* Exercise goal: Work out how many lines in the data below include "question", then reply with that number only.

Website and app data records
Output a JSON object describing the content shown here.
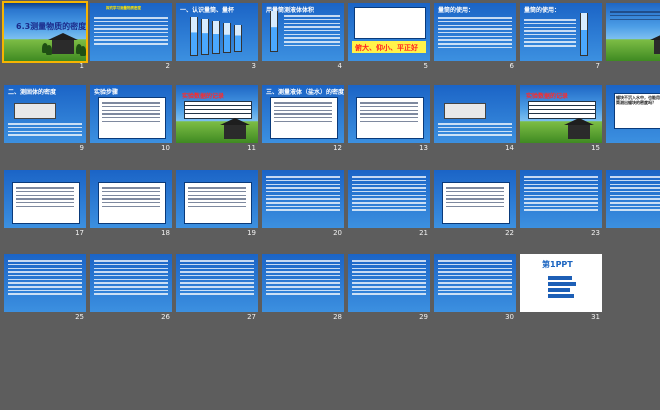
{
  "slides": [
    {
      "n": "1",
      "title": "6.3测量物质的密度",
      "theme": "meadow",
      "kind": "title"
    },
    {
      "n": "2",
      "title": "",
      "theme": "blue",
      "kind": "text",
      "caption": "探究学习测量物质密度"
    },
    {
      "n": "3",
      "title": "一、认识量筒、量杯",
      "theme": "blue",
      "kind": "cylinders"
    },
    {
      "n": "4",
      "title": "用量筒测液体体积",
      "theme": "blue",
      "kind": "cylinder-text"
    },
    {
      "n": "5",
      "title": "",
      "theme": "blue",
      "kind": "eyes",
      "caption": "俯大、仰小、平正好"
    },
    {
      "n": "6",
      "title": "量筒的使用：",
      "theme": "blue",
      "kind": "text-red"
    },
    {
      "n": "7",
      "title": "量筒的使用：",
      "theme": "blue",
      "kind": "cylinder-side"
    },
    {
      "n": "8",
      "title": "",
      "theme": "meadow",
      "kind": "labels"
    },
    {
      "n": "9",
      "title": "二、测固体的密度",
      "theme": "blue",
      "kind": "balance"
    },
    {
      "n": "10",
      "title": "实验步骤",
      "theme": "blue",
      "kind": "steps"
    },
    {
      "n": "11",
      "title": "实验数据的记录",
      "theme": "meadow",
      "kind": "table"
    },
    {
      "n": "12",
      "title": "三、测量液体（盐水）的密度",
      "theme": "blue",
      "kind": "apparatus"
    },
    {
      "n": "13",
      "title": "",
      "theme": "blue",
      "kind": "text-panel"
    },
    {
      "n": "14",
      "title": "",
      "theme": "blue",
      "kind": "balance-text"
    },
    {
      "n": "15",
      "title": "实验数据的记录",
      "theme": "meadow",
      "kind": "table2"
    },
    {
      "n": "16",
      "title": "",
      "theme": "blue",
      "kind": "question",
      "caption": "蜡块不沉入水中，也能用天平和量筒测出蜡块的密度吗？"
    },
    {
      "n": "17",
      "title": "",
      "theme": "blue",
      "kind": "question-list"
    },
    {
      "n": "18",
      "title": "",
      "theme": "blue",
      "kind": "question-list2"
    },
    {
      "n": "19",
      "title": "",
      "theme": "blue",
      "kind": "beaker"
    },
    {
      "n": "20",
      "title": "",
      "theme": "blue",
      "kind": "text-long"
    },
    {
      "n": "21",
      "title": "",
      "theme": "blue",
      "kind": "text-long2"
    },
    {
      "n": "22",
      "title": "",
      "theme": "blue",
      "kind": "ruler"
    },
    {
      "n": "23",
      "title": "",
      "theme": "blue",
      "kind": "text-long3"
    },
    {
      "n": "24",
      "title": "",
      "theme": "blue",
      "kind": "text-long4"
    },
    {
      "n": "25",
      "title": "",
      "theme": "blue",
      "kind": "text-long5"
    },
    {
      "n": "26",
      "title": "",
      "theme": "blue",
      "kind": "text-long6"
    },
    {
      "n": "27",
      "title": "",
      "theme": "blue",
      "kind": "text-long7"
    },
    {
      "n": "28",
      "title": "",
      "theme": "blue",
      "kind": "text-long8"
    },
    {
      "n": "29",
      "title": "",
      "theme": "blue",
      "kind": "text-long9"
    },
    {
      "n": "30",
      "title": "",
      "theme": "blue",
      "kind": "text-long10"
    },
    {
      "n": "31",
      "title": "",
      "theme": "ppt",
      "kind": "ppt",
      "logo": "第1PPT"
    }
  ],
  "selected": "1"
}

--

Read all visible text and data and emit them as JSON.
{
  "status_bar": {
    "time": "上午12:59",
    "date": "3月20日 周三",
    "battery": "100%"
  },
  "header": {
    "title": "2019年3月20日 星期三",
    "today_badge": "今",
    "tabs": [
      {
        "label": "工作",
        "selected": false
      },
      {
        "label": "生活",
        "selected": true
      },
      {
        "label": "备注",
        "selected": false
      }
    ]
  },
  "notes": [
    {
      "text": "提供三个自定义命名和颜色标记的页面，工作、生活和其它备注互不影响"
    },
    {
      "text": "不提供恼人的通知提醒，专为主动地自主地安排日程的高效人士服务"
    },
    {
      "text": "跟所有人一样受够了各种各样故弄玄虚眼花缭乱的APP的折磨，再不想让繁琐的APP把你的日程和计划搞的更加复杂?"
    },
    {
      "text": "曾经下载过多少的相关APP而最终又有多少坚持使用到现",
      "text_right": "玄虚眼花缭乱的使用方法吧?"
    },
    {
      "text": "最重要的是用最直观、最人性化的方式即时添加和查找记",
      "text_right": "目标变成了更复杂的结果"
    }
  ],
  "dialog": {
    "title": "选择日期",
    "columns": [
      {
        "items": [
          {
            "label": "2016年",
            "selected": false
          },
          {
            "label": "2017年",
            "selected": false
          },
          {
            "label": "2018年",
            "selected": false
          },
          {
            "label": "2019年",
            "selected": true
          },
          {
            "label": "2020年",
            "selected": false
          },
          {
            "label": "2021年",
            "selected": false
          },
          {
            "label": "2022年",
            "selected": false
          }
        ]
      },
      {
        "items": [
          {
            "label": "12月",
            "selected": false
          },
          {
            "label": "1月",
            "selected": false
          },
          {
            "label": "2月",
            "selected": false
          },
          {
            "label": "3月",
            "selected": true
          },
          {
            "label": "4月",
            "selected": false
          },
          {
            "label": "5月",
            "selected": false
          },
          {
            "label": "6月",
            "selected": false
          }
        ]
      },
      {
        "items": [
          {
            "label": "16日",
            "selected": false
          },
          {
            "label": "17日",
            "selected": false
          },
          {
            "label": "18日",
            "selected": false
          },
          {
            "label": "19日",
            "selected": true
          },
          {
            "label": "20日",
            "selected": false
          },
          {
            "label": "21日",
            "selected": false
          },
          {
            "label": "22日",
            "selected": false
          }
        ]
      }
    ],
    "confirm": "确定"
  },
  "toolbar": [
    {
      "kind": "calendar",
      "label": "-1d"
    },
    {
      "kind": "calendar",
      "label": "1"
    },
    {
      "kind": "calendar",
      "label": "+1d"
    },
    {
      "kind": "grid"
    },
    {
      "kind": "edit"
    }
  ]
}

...

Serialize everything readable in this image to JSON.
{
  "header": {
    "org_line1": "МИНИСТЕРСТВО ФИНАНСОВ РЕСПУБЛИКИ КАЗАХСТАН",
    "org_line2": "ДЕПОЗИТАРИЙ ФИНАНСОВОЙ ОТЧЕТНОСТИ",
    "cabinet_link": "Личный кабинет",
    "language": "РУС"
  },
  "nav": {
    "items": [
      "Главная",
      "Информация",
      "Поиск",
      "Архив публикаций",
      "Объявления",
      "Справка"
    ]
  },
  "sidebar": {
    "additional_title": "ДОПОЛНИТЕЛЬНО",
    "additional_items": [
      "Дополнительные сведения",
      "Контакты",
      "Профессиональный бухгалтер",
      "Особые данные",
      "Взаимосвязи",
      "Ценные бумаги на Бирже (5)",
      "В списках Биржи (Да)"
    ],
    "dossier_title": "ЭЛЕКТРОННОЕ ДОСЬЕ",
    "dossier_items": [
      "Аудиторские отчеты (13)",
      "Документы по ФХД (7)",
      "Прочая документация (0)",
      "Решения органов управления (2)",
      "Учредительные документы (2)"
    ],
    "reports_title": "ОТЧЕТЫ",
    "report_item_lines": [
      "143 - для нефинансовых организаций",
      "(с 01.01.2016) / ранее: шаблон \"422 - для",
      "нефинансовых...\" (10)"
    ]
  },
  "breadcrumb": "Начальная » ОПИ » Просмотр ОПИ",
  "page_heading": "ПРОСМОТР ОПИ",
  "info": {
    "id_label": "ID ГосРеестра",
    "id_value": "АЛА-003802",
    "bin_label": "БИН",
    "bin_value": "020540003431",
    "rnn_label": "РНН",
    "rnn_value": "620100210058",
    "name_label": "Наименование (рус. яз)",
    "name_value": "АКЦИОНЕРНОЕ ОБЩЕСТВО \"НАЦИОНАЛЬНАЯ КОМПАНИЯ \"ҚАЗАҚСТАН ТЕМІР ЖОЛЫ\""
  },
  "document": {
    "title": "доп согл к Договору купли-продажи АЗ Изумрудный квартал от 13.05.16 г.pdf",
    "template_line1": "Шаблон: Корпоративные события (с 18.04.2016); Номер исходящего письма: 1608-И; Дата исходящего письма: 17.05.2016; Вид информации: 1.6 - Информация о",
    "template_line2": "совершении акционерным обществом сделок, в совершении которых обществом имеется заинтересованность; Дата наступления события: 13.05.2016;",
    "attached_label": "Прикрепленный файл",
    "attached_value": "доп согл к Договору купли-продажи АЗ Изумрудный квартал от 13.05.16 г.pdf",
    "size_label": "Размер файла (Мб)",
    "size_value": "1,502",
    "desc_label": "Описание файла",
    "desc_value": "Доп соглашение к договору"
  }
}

* Written response: 3